|Honda Creates Miniature Fuel Cells to Produce Electricity in Joint Research Effort with Stanford University|
| Tokyo, September 4, 2001 --- Honda R&D Co., Ltd. (a wholly owned subsidiary of Honda Motor Co., Ltd.) and Stanford University in the United States have succeeded in creating electricity-producing miniature fuel cells. Details on the results of this joint research will be made public at the 200th meeting of the Electrochemical Society (ECS), scheduled for September 2 - 7 in San Francisco.
The present focus of the joint Honda-Stanford research project is the development of technologies for manufacturing fuel cell components, such as ultra-thin gas channels created by silicon micro-machining, and electrolytic membranes made with thin-film processing technology. Honda has not only produced the miniature fuel cells, but has also succeeded in generating a current with four cells connected in parallel on the same plane, instead of conventional vertical stacking. This simplified configuration results in higher output density and a more simplified manufacturing process than a conventional stacked layout. It is expected to enhance the potential for mass production and ensure a more stable product quality in micro-fuel cells.
In continuing research and development, Honda will strive to establish the foundation of miniature fuel cell technology by 2003. Honda will also examine the possibility of utilizing the miniature fuel cells as the next generation of power source for the company's advanced humanoid robots and recently announced walking assist system.

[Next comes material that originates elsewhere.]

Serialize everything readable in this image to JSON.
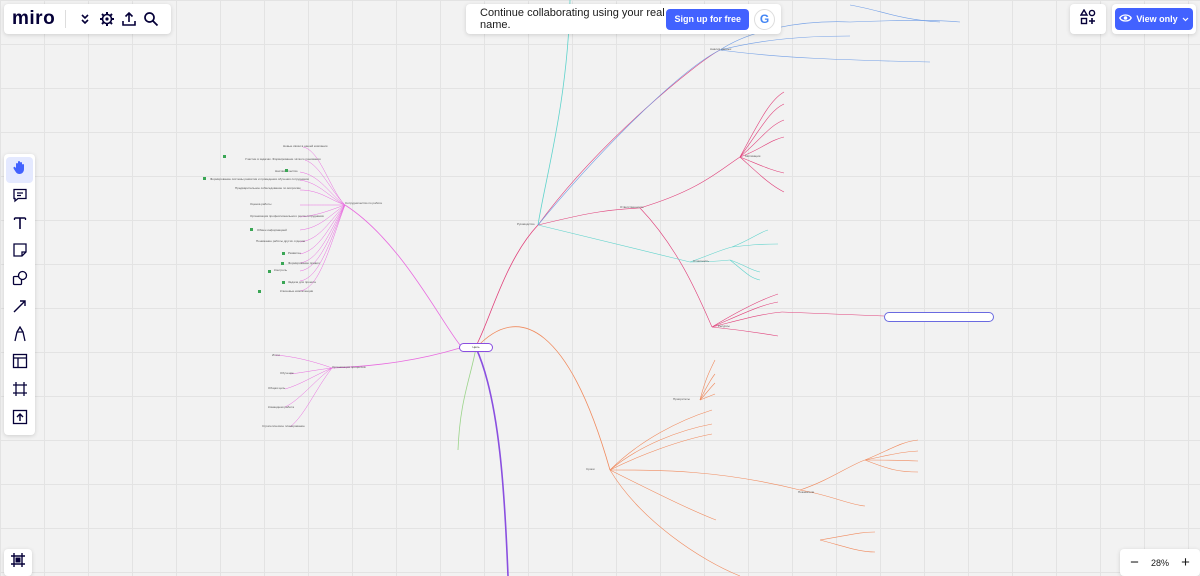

Honda has long held that the fuel cell will be the ultimate clean next-generation power plant required to address problems such as developing alternative fuels, reducing exhaust gas emissions, and reducing the effects of global warming. Honda has been conducting extensive research into fuel cell vehicles as well as the infrastructure required to supply hydrogen for these vehicles. This includes the feasibility of a solar-powered hydrogen production and fueling station for fuel cell vehicles.